The danger men are senior Ty Johnson and freshman Anthony McFarland. Both rip off huge runs on the regular, with both averaging over seven yards a pop. Johnson leads the effort with 300 yards and two scores, while McFarland has 291 on just 27 carries.
They exploded for 315 on the Golden Gophers last week.
The former blue-chip freshman has capably replaced former 1,000-yard rusher Lorenzo Harrison, out for the year with a knee injury.
Canada even deploys H-back Tayon Fleet-Jacobs in the run game. He has 148 yards on 30 attempts.
With an injury to stud tackle Damian Prince (questionable), this offense relies more on spreading defenses out rather than pounding them. Expect a diet of deception on motions and fakes out of the shotgun.
Meanwhile, Michigan boasts the No. 4 rush defense nationally at 86 yards a contest.
Brown built this defense to stop spread-and-shred attacks like this one, and he has several athletic bullets in Bush, Khaleke Hudson and the defensive ends. After dominating Adrian Martinez and Nebraska — over 500 yards a game in non-Michigan starts — this is a step up against a similar approach.
ISN’T THAT SPECIAL
Kicker Joseph Petrino is perfect on field goals and extra points. He shows distance with either leg.
60 yard field goal right foot✅— Joseph Petrino (@joseph_petrino) September 5, 2017
50 yard field goal left foot✅ @BleacherReport @RecruitGeorgia pic.twitter.com/1l3nP7Vg3I
Quinn Nordin now stands at 6-of-7 with a long of 50.
Maryland trots out punter Wade Lees, who averages 41.3 yards a boot. Will Hart continues to kick the snot out of the ball at a 52-yard clip.
Aniebonam returned a block punt for a touchdown against Temple.
Maryland is the final quiz before exam season starts Oct. 13 against Wisconsin.
There are new things to worry about, such as a quarterback not named Bortenschlager, a prolific rushing attack and a high-pressure defense.
Michigan faced one screen against Northwestern, which ended up going 36 yards to set up an early touchdown. Maryland will dial up this play time and again, so it’s imperative Tyree Kinnel and Josh Metellus identify running lanes properly.
After two years of hearing about the Terrapin backs, and two years of containing them, this shouldn’t be an issue for Brown’s defense. Maryland would’ve have the advantage up front, if not due to injury. Without Prince, Winovich and Gary should have a field day.
Michigan’s own offensive line has progressed over the last two weeks. First, they steamrolled a Nebraska line that entered the game top-20 in rush defense. Next, they grinded for 180 yards against a spirited Pat Fitzgerald unit. Also, just two sacks in two weeks.

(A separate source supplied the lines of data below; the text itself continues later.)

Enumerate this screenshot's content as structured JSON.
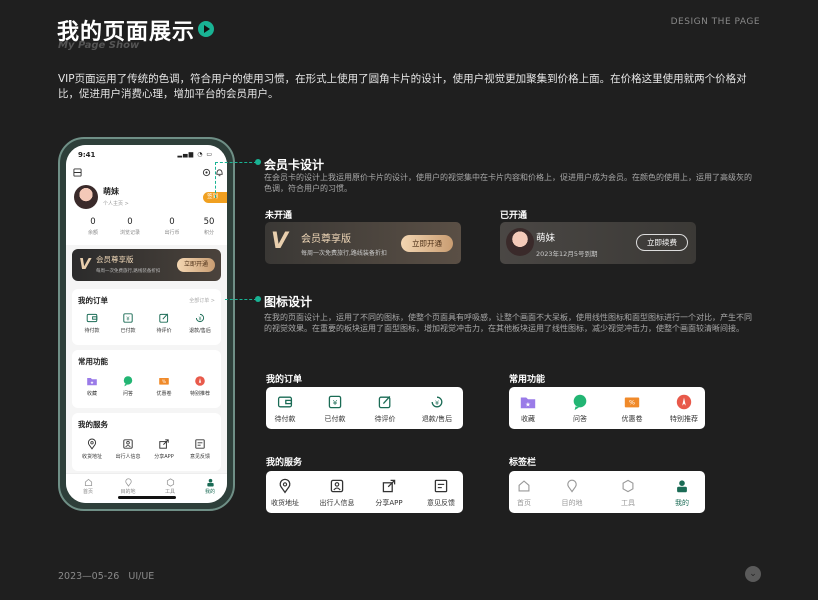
{
  "header": {
    "title": "我的页面展示",
    "subtitle": "My Page Show",
    "design_label": "DESIGN THE PAGE"
  },
  "intro": "VIP页面运用了传统的色调，符合用户的使用习惯，在形式上使用了圆角卡片的设计，使用户视觉更加聚集到价格上面。在价格这里使用就两个价格对比，促进用户消费心理，增加平台的会员用户。",
  "footer": {
    "date": "2023—05-26",
    "tag": "UI/UE"
  },
  "phone": {
    "time": "9:41",
    "user_name": "萌妹",
    "user_home": "个人主页 >",
    "sign_label": "签到",
    "stats": [
      {
        "value": "0",
        "label": "余额"
      },
      {
        "value": "0",
        "label": "浏览记录"
      },
      {
        "value": "0",
        "label": "出行币"
      },
      {
        "value": "50",
        "label": "积分"
      }
    ],
    "vip": {
      "title": "会员尊享版",
      "desc": "每周一次免费旅行,路线装备折扣",
      "button": "立即开通"
    },
    "orders": {
      "title": "我的订单",
      "more": "全部订单 >",
      "items": [
        "待付款",
        "已付款",
        "待评价",
        "退款/售后"
      ]
    },
    "functions": {
      "title": "常用功能",
      "items": [
        "收藏",
        "问答",
        "优惠卷",
        "特别推荐"
      ]
    },
    "services": {
      "title": "我的服务",
      "items": [
        "收货地址",
        "出行人信息",
        "分享APP",
        "意见反馈"
      ]
    },
    "tabs": [
      "首页",
      "目的地",
      "工具",
      "我的"
    ]
  },
  "member_section": {
    "title": "会员卡设计",
    "desc": "在会员卡的设计上我运用原价卡片的设计，使用户的视觉集中在卡片内容和价格上，促进用户成为会员。在颜色的使用上，运用了高级灰的色调，符合用户的习惯。",
    "unopened_label": "未开通",
    "opened_label": "已开通",
    "unopened_card": {
      "title": "会员尊享版",
      "desc": "每周一次免费旅行,路线装备折扣",
      "button": "立即开通"
    },
    "opened_card": {
      "name": "萌妹",
      "date": "2023年12月5号到期",
      "button": "立即续费"
    }
  },
  "icon_section": {
    "title": "图标设计",
    "desc": "在我的页面设计上，运用了不同的图标，使整个页面具有呼吸感，让整个画面不大呆板，使用线性图标和面型图标进行一个对比，产生不同的视觉效果。在重要的板块运用了面型图标，增加视觉冲击力，在其他板块运用了线性图标，减少视觉冲击力，使整个画面较清晰间接。",
    "orders": {
      "title": "我的订单",
      "items": [
        "待付款",
        "已付款",
        "待评价",
        "退款/售后"
      ]
    },
    "functions": {
      "title": "常用功能",
      "items": [
        "收藏",
        "问答",
        "优惠卷",
        "特别推荐"
      ]
    },
    "services": {
      "title": "我的服务",
      "items": [
        "收货地址",
        "出行人信息",
        "分享APP",
        "意见反馈"
      ]
    },
    "tabbar": {
      "title": "标签栏",
      "items": [
        "首页",
        "目的地",
        "工具",
        "我的"
      ]
    }
  },
  "colors": {
    "accent": "#19b394",
    "bg": "#1f1f1f",
    "gold": "#f1d9b9"
  }
}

Cowart and Aniebonam lead a different beast. If Runyan and/or Bushell-Beatty can’t cope on the edge, the passing game will get limited as the tight ends stick back for max protection. If they do cope, it goes a long way towards building confidence for the three-game stretch against the Badgers, Spartans and Nittany Lions.
Regardless, Michigan holds too many advantages elsewhere to trip up here.
Michigan 38, Maryland 16